All Fry Together

economic-refugeesDr Terry Leah (keynote speaker and facilitator of our upcoming mini-conference) wrote: Our aid budget is nowhere near close to the 0.7% of GDP that is the minimal target suggested by the UN. Instead it is at 0.21% and is threatened to fall even further.

What is going on?

Australians by and large have no understanding at all that their affluence is built on the hard work of poor people in the developing world. They feel no responsibility to do anything about their plight. Aid is an easy target for government spending cuts. What most Australians believe is that people in the developing world cause their own problems by being lazy or corrupt and having too many children. They hope for a Darwinian survival of the fittest as the poor starve – just like the middle class recommended for workers in Victorian England.

This unrealistic and uninformed perspective shows no signs of going away. It seems very unlikely that any rich country will willingly share a large part of its GDP to assist the developing world to install renewables.

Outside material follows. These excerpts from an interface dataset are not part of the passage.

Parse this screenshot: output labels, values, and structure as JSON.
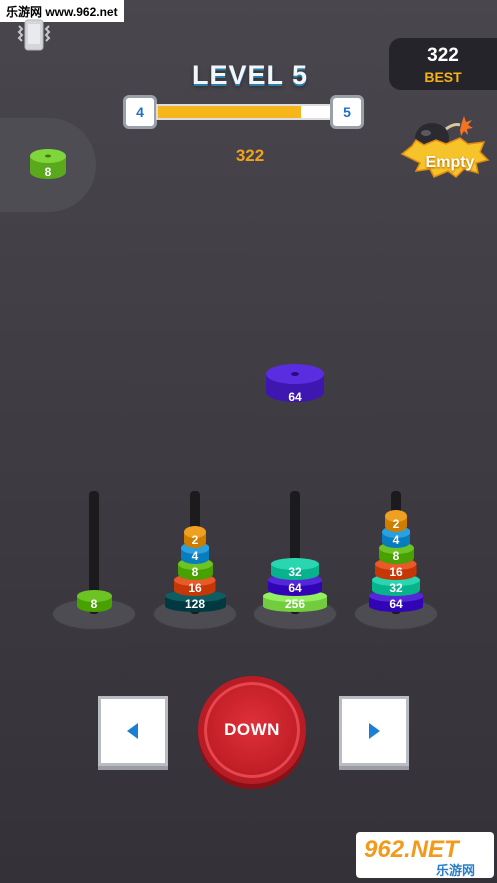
{
  "watermark_top": "乐游网 www.962.net",
  "hud": {
    "vibrate_icon": "vibrate-phone-icon",
    "best_score": "322",
    "best_label": "BEST",
    "level_title": "LEVEL 5",
    "level_current": "4",
    "level_next": "5",
    "level_progress": 0.83,
    "score": "322",
    "bomb_label": "Empty"
  },
  "held_ring": {
    "value": "8",
    "color": "#6cc324"
  },
  "falling_ring": {
    "value": "64",
    "color": "#5428d8"
  },
  "towers": [
    {
      "rings": [
        {
          "value": "8",
          "color": "#6cc324"
        }
      ]
    },
    {
      "rings": [
        {
          "value": "128",
          "color": "#0f5c63"
        },
        {
          "value": "16",
          "color": "#e85a2a"
        },
        {
          "value": "8",
          "color": "#6cc324"
        },
        {
          "value": "4",
          "color": "#2aa0e0"
        },
        {
          "value": "2",
          "color": "#f0a020"
        }
      ]
    },
    {
      "rings": [
        {
          "value": "256",
          "color": "#94f060"
        },
        {
          "value": "64",
          "color": "#5428d8"
        },
        {
          "value": "32",
          "color": "#2ad6b0"
        }
      ]
    },
    {
      "rings": [
        {
          "value": "64",
          "color": "#5428d8"
        },
        {
          "value": "32",
          "color": "#2ad6b0"
        },
        {
          "value": "16",
          "color": "#e85a2a"
        },
        {
          "value": "8",
          "color": "#6cc324"
        },
        {
          "value": "4",
          "color": "#2aa0e0"
        },
        {
          "value": "2",
          "color": "#f0a020"
        }
      ]
    }
  ],
  "controls": {
    "left_icon": "left-arrow-icon",
    "down_label": "DOWN",
    "right_icon": "right-arrow-icon"
  },
  "watermark_bottom": {
    "brand": "962.NET",
    "sub": "乐游网"
  }
}
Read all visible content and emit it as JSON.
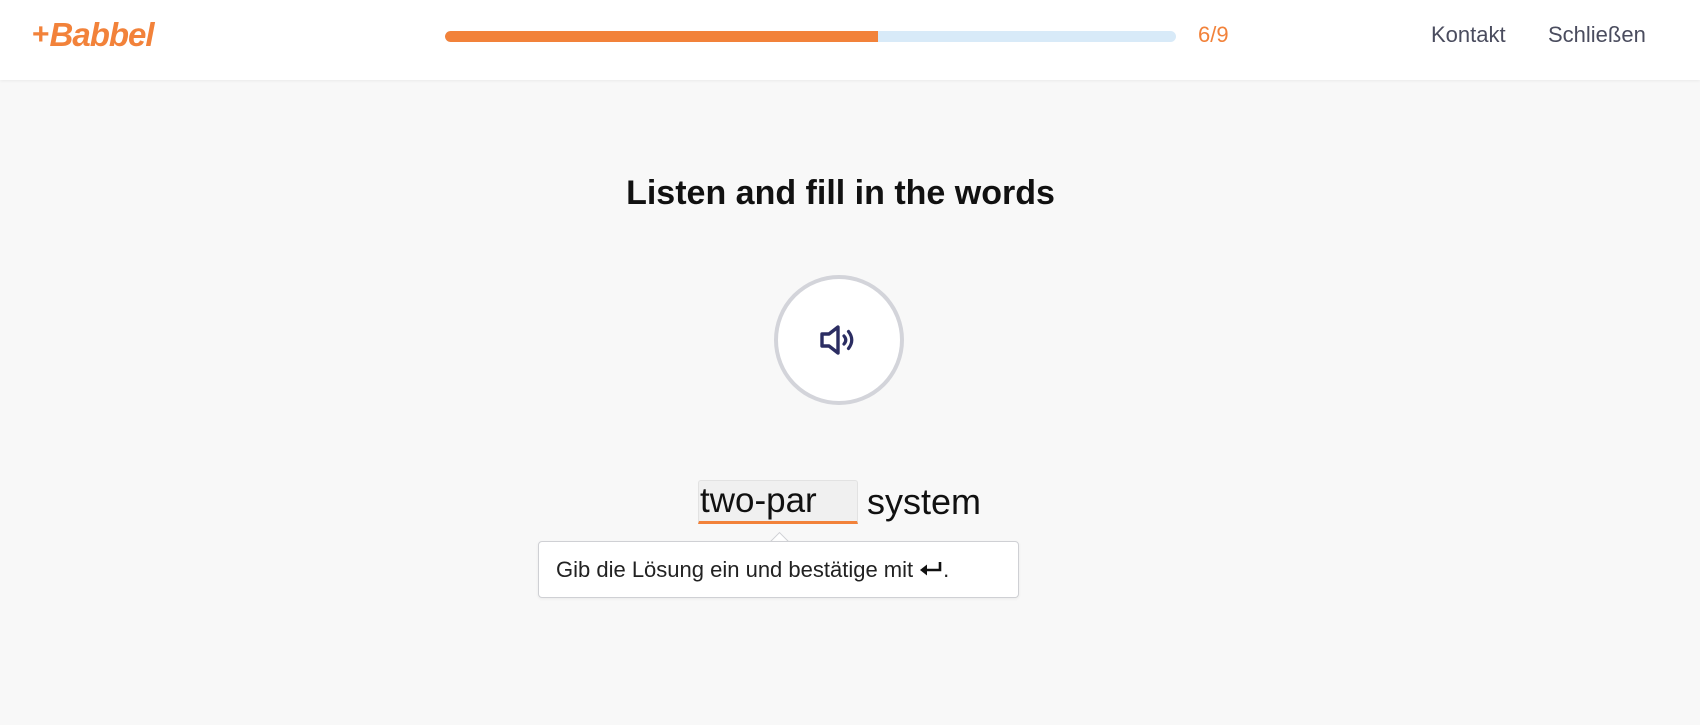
{
  "header": {
    "logo_plus": "+",
    "logo_text": "Babbel",
    "progress": {
      "fraction": 0.593,
      "count_label": "6/9"
    },
    "nav": {
      "contact_label": "Kontakt",
      "close_label": "Schließen"
    }
  },
  "exercise": {
    "instruction": "Listen and fill in the words",
    "audio_icon": "speaker-icon",
    "answer_value": "two-par",
    "sentence_rest": "system",
    "tooltip_text": "Gib die Lösung ein und bestätige mit",
    "tooltip_end": ".",
    "tooltip_icon": "enter-key-icon"
  },
  "colors": {
    "accent": "#f2823a",
    "progress_track": "#d8eaf8",
    "icon": "#2b2d62",
    "background": "#f8f8f8"
  }
}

This short sighted politics will see us all fry together. But in any case why are governments these days always trying to cut public spending? The hidden economics of neo-liberalism is that despite all the talk, the tax take as a percentage of the GDP did not fall under neo-liberal governments (since the mid seventies). Instead it has stayed roughly the same in all the rich countries.

So why do we feel like public services are being constantly cut back?

Because the ending of tariff protection and labour regulation threw a large part of the work force into casual employment. Many more people are out of work at some stage of their lives. It is impossible to just leave these people in the lurch. There would be riots and looting on a grand scale. The budget for social welfare has become a much higher percentage of government spending and everything else suffers.

Join us in our upcoming mini-conference on Permaculture in society and development 30th April 2016